1) Listen to Podcast
Fulfilling God’s Dream: Witnessing
1. Sermon Skimming : One of the unique features of the book of Acts is that it is filled with speeches: of Peter
(2:14-36; 3:12-26), of Stephen (7:2-53), of Paul (13:16-41; 17:22-31; 20:17-36), and others. The speech in
Acts 2 is the first of these speeches, and it’s a long one. Skim through this sermon in its entirety. What do you
notice about it? (its use of OT, targeted audience, call to respond, etc.)
2. What does this mean (2:12)? : Jerusalem’s response to the events of Pentecost can be summarized in two
questions: One, What does this mean (v. 12)? and, two, Brothers, what shall we do (v. 37)? Let’s tackle that
first question here:
Peter’s fundamental answer to this question is that 120 Christ followers are not drunk, but rather filled with the
Spirit (2:13, 15). What OT passage does he cite to prove his point (2:16-21)?
Next, Peter seeks to clarify one line from that OT passage: “I will pour out my Spirit.” Who does Peter insist is
the “I” who pours out the Spirit (Acts 2:33)? And what gives this “I” the authority to bestow the Spirit (2:36)?
Some people joke that if you doze off in Sunday school and the teacher wakes you with a question, you’re
safe, because 95% of the time the correct answer will be “Jesus.” There’s some truth to that. Every part of the
life of Christ is so important to us Christians – his life (v. 22), death (v. 23), resurrection (vv. 24, 30-31), and
even ascension (vv. 33-34). However, how can we avoid the “sleepy Sunday school approach” to Jesus and
truly recognize the centrality of this God-man to our daily life and eternal destiny?
3. Brothers, what should we do (2:37)? : After Peter drops the mic in Acts 2:36, following his sermon, the
desperate Jerusalem crowd demands from him an application: What shall we do?
Peter doesn’t mince his words. Find the two places in this sermon where Peter directly accuses these
Jerusalem Jews: “You crucified Jesus.” He’s going to use this tact later in Acts as well (3:13-15; 4:10; 5:30; cf.
13:27-28). My knee-jerk reaction to verses like these is to think, “Gosh… that’s kind of harsh…” Why do you
think these statements were both necessary and effective?
Peter’s answer to the crowd’s desperate question is: Repent and be baptized (2:38). While baptism is an
important and imperative sign of salvation, the more common conversion formula is “repent and believe” (see

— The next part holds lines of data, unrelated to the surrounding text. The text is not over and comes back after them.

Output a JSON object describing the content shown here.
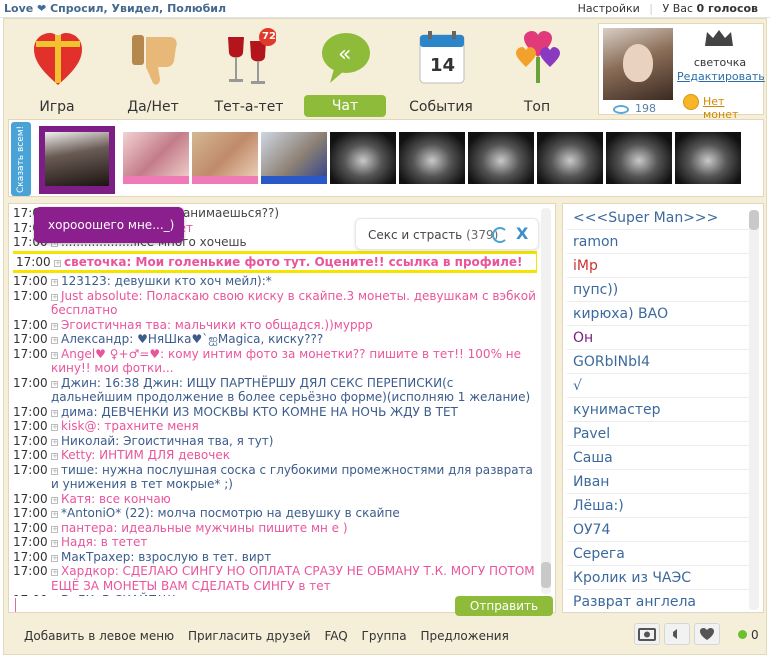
{
  "topbar": {
    "brand_prefix": "Love",
    "brand_suffix": "Спросил, Увидел, Полюбил",
    "settings": "Настройки",
    "votes_label": "У Вас",
    "votes_value": "0 голосов"
  },
  "nav": {
    "items": [
      {
        "label": "Игра",
        "icon": "heart-gift-icon"
      },
      {
        "label": "Да/Нет",
        "icon": "thumbs-down-icon"
      },
      {
        "label": "Тет-а-тет",
        "icon": "wine-glasses-icon",
        "badge": "72"
      },
      {
        "label": "Чат",
        "icon": "chat-bubble-icon"
      },
      {
        "label": "События",
        "icon": "calendar-icon",
        "day": "14"
      },
      {
        "label": "Топ",
        "icon": "hearts-bouquet-icon"
      }
    ]
  },
  "profile": {
    "username": "светочка",
    "edit": "Редактировать",
    "views": "198",
    "no_coins": "Нет монет"
  },
  "strip": {
    "say_all": "Сказать всем!"
  },
  "room": {
    "name": "Секс и страсть",
    "count": "(379)",
    "close": "X"
  },
  "tooltip": "хорооошего мне..._)",
  "messages": [
    {
      "time": "17:00",
      "text": "...... ........ мяу  чем занимаешься??)",
      "color": "#444444"
    },
    {
      "time": "17:00",
      "text": "Д........ просики в тет",
      "color": "#e9559c"
    },
    {
      "time": "17:00",
      "text": "...................lice  много хочешь",
      "color": "#444444"
    },
    {
      "time": "17:00",
      "text": "светочка: Мои голенькие фото тут. Оцените!! ссылка в профиле!",
      "color": "#e9559c",
      "highlight": true
    },
    {
      "time": "17:00",
      "text": "123123: девушки кто хоч мейл):*",
      "color": "#3c5c8c"
    },
    {
      "time": "17:00",
      "text": "Just absolute: Поласкаю свою киску в скайпе.3 монеты. девушкам с вэбкой бесплатно",
      "color": "#e9559c"
    },
    {
      "time": "17:00",
      "text": "Эгоистичная тва: мальчики кто общадся.))мурpp",
      "color": "#e9559c"
    },
    {
      "time": "17:00",
      "text": "Александр: ♥НяШка♥`ஐMagica,  киску???",
      "color": "#3c5c8c"
    },
    {
      "time": "17:00",
      "text": "Angel♥ ♀+♂=♥: кому интим фото за монетки?? пишите в тет!! 100% не кину!! мои фотки...",
      "color": "#e9559c"
    },
    {
      "time": "17:00",
      "text": "Джин: 16:38 Джин: ИЩУ  ПАРТНЁРШУ  ДЯЛ СЕКС ПЕРЕПИСКИ(с дальнейшим продолжение в более серьёзно форме)(исполняю 1 желание)",
      "color": "#3c5c8c"
    },
    {
      "time": "17:00",
      "text": "дима: ДЕВЧЕНКИ ИЗ МОСКВЫ КТО КОМНЕ НА НОЧЬ ЖДУ В ТЕТ",
      "color": "#3c5c8c"
    },
    {
      "time": "17:00",
      "text": "kisk@: трахните меня",
      "color": "#e9559c"
    },
    {
      "time": "17:00",
      "text": "Николай: Эгоистичная тва, я тут)",
      "color": "#3c5c8c"
    },
    {
      "time": "17:00",
      "text": "Ketty: ИНТИМ ДЛЯ девочек",
      "color": "#e9559c"
    },
    {
      "time": "17:00",
      "text": "тише: нужна послушная соска с глубокими промежностями для разврата и унижения в тет мокрые* ;)",
      "color": "#3c5c8c"
    },
    {
      "time": "17:00",
      "text": "Катя: все кончаю",
      "color": "#e9559c"
    },
    {
      "time": "17:00",
      "text": "*AntoniO* (22): молча посмотрю на девушку в скайпе",
      "color": "#3c5c8c"
    },
    {
      "time": "17:00",
      "text": "пантера: идеальные мужчины пишите мн е )",
      "color": "#e9559c"
    },
    {
      "time": "17:00",
      "text": "Надя: в тетет",
      "color": "#e9559c"
    },
    {
      "time": "17:00",
      "text": "МакТрахер: взрослую в тет. вирт",
      "color": "#3c5c8c"
    },
    {
      "time": "17:00",
      "text": "Хардкор: СДЕЛАЮ СИНГУ  НО ОПЛАТА СРАЗУ НЕ ОБМАНУ Т.К. МОГУ ПОТОМ ЕЩЁ ЗА МОНЕТЫ ВАМ СДЕЛАТЬ СИНГУ в тет",
      "color": "#e9559c"
    },
    {
      "time": "17:00",
      "text": "ВоЛК: В СКАЙП!!!!",
      "color": "#3c5c8c"
    }
  ],
  "send": "Отправить",
  "users": [
    {
      "name": "<<<Super Man>>>",
      "color": "#3d6a9d"
    },
    {
      "name": "ramon",
      "color": "#3d6a9d"
    },
    {
      "name": "iMp",
      "color": "#cc3333"
    },
    {
      "name": "пупс))",
      "color": "#3d6a9d"
    },
    {
      "name": "кирюха) ВАО",
      "color": "#3d6a9d"
    },
    {
      "name": "Он",
      "color": "#7a1f80"
    },
    {
      "name": "GORbINbI4",
      "color": "#3d6a9d"
    },
    {
      "name": "√",
      "color": "#3d6a9d"
    },
    {
      "name": "кунимастер",
      "color": "#3d6a9d"
    },
    {
      "name": "Pavel",
      "color": "#3d6a9d"
    },
    {
      "name": "Саша",
      "color": "#3d6a9d"
    },
    {
      "name": "Иван",
      "color": "#3d6a9d"
    },
    {
      "name": "Лёша:)",
      "color": "#3d6a9d"
    },
    {
      "name": "ОУ74",
      "color": "#3d6a9d"
    },
    {
      "name": "Серега",
      "color": "#3d6a9d"
    },
    {
      "name": "Кролик из ЧАЭС",
      "color": "#3d6a9d"
    },
    {
      "name": "Разврат англела",
      "color": "#3d6a9d"
    }
  ],
  "footer": {
    "links": [
      "Добавить в левое меню",
      "Пригласить друзей",
      "FAQ",
      "Группа",
      "Предложения"
    ],
    "online": "0"
  },
  "colors": {
    "accent_green": "#8ebc3a",
    "highlight_yellow": "#f4e400",
    "tooltip_purple": "#8a1f8d",
    "frame_bg": "#f5efd9"
  }
}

3:16, 19; 11:17-18; 17:30, 34; 20:21). What do the words “repent” and “believe/faith” mean? Give them a
non-churchy sounding definition, if you can. How would you explain them to an unbeliever and how do you
personally live them out as a believer?